HELD: Appeal allowed. In the Farinacci case, the Court determined that the public interest criterion in s. 679(3) consisted of two components: public safety and public confidence in the administration of justice.  The public interest framework established in Farinacci, which involved the weighing of enforceability and reviewability, remained good law. The Court elaborated on the competing interests of enforceability and reviewability identified in Farinacci and acknowledged some of the key factors that informed these interests in order to provide appellate judges with guidance as to how to weigh them in any given case. With appropriate modifications to reflect the post-conviction context, the public confidence factors pertaining to pre-trial judicial interim release listed in s. 515(10)(c) of the Criminal Code were instructive in identifying the factors that made up the public confidence component in s. 679(3)(c). Accordingly, the seriousness of the crime for which the person had been convicted played an important role in assessing the enforceability interest, but other factors were to be taken into account where appropriate. For example, the absence of flight or public safety risks would attenuate the enforceability interest. In assessing the reviewability interest, the strength of the appeal played a central role in informing public confidence. Further, when balancing these factors, public confidence was to be measured through the eyes of a reasonable member of the public. Where it was arguable that the judge committed material errors of fact or law in arriving at the impugned decision under s. 679(3), or that the impugned decision was clearly unwarranted in the circumstances, the chief justice should consider directing a review under s. 680(1). By all accounts, aside from the seriousness of the offence for which Oland was convicted, he presented as an ideal candidate for bail. For the purposes of s. 679(3)(c), even in the case of very serious offences, where there were no public safety or flight concerns and the grounds of appeal clearly surpassed the “not frivolous” criterion, a court could conclude that the reviewability interest overshadowed the enforceability interest such that detention would not be necessary in the public interest. In this case, the appeal judge was satisfied that there were no appreciable public safety or flight risk concerns and the grounds of appeal were “clearly arguable”, which meant that they clearly surpassed the “not frivolous” criterion. The appeal judge overlooked an important finding made by the trial judge, namely, that in the circumstances, Oland’s crime gravitated more toward the offence of manslaughter than to first degree murder. The cumulative effect of these considerations ought to have tipped the scale in favour of release. The appeal judge also erred in law by requiring Oland’s grounds of appeal to be comprised of unique circumstances that would have virtually assured a new trial or an acquittal. Oland’s detention was clearly unwarranted and the review panel erred in failing to intervene. Given that the appeal was moot, the appeal was allowed but no further order was made.

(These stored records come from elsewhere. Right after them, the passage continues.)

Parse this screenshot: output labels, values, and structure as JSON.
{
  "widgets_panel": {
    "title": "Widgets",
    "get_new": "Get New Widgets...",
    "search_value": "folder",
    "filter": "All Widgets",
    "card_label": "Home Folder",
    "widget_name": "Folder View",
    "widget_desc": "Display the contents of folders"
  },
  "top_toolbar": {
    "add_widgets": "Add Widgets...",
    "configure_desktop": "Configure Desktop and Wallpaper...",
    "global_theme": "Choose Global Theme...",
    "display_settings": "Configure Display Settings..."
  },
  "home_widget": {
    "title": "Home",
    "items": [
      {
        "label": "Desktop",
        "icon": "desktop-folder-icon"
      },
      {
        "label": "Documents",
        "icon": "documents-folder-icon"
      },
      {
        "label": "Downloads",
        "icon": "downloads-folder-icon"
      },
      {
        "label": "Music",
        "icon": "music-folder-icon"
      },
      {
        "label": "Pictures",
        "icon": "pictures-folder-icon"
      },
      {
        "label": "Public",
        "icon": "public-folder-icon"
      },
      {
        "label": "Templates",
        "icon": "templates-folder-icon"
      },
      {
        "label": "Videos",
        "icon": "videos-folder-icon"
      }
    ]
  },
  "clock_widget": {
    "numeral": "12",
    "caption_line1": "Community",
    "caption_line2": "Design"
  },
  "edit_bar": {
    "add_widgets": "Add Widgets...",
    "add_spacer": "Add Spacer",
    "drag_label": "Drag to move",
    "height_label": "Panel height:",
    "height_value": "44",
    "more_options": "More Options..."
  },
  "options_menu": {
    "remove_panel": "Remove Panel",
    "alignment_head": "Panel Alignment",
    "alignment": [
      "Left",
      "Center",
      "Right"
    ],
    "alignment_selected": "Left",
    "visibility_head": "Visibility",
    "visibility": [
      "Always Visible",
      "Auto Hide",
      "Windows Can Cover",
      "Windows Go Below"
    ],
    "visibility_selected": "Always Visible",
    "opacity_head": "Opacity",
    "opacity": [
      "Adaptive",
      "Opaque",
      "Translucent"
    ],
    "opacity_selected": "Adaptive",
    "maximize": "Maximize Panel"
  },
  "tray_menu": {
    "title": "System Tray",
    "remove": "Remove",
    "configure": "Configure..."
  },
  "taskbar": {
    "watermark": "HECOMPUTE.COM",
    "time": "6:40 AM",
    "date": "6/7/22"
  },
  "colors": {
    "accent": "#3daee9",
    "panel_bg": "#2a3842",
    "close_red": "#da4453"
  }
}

R. v. Oland, [2017] S.C.J. No. 17, Supreme Court of Canada, B. McLachlin C.J. and R.S. Abella, M.J. Moldaver, A. Karakatsanis, R. Wagner, C. Gascon, S. Côté, R. Brown and M. Rowe JJ., March 23, 2017. Digest No. TLD-Apr32017004